She said about the canonization of Father Serra, “My objection and the objection of many California Indians is that he is being honored for in fact dishonoring many of our California ancestors. The missions ended up killing about 90% of the California Indians present at the time of missionization, creating all kinds of cultural and emotional baggage that we still carry to this day. It’s not a question of attacking the Catholic Church or attacking Pope Francis. It’s about making sure that the truth is heard and that injustices are not continued on into the 21st century.”
Abuse and atrocities committed by Christian missionaries against Native Americans were not confined to the Hispanic colonization of California. On July 23, 2012, the Diocese of Grand Rapids, Michigan, unveiled a statue of Bishop Frederic Baraga, a nineteenth-century Catholic priest that others were pushing for sainthood. Like Serra, Bishop Baraga, who was originally from Slovenia, has been perceived as a holy man in the church and media. Born in 1797, Baraga became known as the snowshoe priest, traveling all over the Great Lakes region to missionize the Odawa and Ojibwa tribes.

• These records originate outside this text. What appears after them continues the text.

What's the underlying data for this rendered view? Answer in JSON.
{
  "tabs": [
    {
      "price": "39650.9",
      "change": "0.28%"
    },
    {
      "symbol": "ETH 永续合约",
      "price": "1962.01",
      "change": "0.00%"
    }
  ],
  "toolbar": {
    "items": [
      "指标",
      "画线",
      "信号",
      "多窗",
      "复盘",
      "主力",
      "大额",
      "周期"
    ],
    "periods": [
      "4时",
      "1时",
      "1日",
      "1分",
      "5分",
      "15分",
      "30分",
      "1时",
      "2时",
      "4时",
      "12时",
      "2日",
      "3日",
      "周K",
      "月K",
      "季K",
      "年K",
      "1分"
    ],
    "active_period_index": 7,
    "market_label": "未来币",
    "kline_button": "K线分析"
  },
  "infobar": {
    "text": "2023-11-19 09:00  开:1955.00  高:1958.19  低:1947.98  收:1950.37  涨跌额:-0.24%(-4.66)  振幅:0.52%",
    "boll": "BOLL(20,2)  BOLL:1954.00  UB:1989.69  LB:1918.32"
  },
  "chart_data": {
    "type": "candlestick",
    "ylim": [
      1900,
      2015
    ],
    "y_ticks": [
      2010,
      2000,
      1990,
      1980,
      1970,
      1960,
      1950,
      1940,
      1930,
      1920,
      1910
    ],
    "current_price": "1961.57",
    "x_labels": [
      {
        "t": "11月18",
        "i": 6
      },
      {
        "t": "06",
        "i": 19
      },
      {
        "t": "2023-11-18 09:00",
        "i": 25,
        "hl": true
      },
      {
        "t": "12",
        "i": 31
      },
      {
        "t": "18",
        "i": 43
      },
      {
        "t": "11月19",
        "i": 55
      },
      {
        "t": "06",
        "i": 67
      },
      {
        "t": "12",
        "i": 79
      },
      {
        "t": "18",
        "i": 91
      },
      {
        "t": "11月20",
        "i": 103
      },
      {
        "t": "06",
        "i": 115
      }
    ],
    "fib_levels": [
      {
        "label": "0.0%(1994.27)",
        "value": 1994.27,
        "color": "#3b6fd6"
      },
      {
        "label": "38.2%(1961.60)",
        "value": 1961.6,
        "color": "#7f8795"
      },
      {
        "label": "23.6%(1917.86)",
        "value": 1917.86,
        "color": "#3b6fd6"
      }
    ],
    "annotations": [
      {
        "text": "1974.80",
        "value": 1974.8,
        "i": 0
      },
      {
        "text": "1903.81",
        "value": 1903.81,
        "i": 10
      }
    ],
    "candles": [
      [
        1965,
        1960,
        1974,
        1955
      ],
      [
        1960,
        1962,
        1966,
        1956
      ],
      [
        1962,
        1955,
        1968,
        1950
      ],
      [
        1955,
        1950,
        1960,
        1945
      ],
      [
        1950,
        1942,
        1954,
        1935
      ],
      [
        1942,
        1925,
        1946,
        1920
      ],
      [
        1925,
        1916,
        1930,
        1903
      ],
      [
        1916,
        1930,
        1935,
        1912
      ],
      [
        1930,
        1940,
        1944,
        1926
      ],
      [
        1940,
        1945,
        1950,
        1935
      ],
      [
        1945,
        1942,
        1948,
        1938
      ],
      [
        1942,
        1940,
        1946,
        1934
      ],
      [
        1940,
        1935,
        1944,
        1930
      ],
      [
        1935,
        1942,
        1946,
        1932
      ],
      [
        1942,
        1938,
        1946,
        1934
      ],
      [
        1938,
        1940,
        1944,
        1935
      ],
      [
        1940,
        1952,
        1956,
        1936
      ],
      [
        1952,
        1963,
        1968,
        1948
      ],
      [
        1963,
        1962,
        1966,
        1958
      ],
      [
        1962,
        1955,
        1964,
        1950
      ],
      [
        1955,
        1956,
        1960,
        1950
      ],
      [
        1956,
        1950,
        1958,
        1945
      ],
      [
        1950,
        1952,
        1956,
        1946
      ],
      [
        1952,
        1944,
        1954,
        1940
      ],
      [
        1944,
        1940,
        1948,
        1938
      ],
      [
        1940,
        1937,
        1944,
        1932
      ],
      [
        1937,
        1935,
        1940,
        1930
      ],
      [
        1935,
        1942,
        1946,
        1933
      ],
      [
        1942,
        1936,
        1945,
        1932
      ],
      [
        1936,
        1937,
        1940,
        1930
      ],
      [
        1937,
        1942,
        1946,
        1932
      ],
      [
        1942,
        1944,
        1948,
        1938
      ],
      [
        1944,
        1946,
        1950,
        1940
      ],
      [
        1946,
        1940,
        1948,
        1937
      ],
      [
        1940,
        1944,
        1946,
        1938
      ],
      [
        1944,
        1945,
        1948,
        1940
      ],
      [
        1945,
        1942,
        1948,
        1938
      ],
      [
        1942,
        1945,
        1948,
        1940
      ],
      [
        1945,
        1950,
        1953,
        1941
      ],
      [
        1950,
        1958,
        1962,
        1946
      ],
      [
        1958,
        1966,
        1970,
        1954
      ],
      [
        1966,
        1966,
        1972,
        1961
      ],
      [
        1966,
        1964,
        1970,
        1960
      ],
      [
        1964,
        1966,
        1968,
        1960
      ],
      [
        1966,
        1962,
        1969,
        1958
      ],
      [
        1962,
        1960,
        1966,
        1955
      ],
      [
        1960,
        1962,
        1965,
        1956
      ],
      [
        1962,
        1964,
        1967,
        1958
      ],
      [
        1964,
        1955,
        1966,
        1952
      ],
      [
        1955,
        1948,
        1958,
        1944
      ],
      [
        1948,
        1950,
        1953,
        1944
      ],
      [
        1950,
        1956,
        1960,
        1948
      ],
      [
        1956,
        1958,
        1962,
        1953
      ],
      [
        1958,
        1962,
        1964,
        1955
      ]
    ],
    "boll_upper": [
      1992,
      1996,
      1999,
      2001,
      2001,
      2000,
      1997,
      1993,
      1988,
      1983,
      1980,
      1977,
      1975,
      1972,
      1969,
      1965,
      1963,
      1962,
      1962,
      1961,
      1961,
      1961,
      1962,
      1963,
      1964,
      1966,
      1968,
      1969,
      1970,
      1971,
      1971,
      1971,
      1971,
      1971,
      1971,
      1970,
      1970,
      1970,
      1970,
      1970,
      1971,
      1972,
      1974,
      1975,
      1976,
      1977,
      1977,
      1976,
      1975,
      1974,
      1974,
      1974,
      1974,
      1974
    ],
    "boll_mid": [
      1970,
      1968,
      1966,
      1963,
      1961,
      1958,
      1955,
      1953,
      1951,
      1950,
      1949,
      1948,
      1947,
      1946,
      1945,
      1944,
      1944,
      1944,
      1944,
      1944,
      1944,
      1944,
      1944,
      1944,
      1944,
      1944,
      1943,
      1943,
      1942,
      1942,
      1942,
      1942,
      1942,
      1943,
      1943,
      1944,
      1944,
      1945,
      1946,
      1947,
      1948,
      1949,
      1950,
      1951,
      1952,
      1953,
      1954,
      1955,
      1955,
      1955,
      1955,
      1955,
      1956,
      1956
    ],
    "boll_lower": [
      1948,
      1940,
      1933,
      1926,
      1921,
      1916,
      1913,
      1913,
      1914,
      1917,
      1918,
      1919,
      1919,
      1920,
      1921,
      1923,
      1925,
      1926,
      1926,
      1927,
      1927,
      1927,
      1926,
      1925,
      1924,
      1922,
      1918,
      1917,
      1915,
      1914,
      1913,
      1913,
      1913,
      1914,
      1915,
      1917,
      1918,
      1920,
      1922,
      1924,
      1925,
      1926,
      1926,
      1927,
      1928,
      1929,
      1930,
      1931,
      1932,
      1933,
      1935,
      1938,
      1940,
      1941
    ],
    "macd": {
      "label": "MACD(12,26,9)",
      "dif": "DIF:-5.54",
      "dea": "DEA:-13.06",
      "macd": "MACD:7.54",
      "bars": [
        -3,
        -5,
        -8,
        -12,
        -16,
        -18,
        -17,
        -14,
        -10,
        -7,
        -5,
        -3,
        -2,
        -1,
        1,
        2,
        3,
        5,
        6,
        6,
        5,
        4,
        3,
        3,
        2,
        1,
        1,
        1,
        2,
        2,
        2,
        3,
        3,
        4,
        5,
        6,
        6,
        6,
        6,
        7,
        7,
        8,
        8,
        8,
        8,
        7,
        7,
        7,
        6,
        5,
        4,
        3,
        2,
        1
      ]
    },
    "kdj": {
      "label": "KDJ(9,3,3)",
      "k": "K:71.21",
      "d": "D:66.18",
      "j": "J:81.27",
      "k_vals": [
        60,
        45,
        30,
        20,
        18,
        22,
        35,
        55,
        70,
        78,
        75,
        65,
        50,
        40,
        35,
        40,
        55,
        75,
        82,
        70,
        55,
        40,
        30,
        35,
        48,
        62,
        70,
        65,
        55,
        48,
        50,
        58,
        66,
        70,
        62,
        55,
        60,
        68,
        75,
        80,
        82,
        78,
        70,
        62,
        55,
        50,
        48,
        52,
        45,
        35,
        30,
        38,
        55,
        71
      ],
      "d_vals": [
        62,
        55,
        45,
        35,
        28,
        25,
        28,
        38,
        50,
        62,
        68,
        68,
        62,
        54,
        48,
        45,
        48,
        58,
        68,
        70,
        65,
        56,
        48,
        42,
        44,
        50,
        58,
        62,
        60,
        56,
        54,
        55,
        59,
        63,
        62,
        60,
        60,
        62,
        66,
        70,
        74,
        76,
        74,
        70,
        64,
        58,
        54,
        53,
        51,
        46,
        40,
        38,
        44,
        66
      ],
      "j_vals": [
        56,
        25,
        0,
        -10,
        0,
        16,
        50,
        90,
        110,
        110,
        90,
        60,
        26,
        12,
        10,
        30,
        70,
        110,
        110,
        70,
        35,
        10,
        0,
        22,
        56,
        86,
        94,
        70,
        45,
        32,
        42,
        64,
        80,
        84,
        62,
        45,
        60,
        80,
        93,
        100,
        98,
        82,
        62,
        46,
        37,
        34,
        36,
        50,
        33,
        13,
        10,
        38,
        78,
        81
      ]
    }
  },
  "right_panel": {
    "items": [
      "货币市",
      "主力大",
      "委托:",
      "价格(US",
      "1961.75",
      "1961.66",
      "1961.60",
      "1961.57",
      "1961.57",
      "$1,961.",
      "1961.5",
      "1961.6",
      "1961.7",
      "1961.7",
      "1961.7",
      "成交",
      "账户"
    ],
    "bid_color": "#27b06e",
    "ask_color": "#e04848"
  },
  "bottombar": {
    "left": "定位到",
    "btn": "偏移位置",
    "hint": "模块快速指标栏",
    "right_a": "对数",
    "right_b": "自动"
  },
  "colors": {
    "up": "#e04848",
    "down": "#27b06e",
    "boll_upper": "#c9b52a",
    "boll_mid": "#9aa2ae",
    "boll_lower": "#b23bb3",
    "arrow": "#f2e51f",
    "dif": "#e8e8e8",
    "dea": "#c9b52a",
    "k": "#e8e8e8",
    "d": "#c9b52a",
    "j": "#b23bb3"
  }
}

Unfortunately, the theology of missionary work in Michigan was also to denounce the spiritual traditions of those they attempted to convert. This resulted in stealing native lands, forced relocation, taking native children from their families and putting them in boarding schools. In these schools native children were not able to speak their language, wear native dress or participate in native cultural traditions. Native American theologian and scholar George Tinker, author of Missionary Conquest: The Gospels and Native American Genocide, refers to Christian missionaries to native nations as “partners in genocide.”
Is Junipero Serra a saint? Should Pope Francis have canonized him? Certainly, many have defended Serra, including some Native Americans, saying he was a man of his time and expressing gratitude that he introduced the Christian faith to Native Americans. They also point out that Serra did advocate for more humane treatment of Native Americans.
It is possible to understand Serra as a priest who was following the colonial and imperialistic ideology of his day. Yet Serra’s story also reminds us that the formal history of our country has often been rewritten in textbooks and oral history. How does the dominant culture take responsibility for institutional racism: for the myths that the Native Americans voluntarily came to the missions in search of God and that the missionaries were always kind and gentle? How do we understand the abuse suffered by Native Americans, the effects of which have persisted through generations?
My hope was that when Pope Francis canonized Father Serra he might have also acknowledged the atrocities committed against Native Americans at the time, as he did in Bolivia this past summer. He expressed regret for the “grave sins” of colonialism against the native people of America and said, “I humbly ask for forgiveness, not only for the offense of the church herself, but for crimes committed against the native peoples during the so-called conquest of America.”
By formally apologizing to the Native Americans in our country, Pope Francis, a man who is deeply committed to the poor and the oppressed, would have gone a long way in fostering the healing process for Native Americans. It would have also served as a reminder that we are called to treat all people in this world with dignity and respect, no matter who they are.
Nevertheless, siempre adelante. We keep humbly moving forward, always learning from the past and living as vessels of God’ grace. For in the end, God never forces the heart. No one can “make” another person become a Christian, and when we try to impose our beliefs on others, it always takes a toll. Our call is to share the love of Jesus in this world by our words and actions so that all people, especially those who have been disenfranchised by Christianity, will see in us a faith, hope and love for which they yearn.
Siempre adelante. Keep moving forward!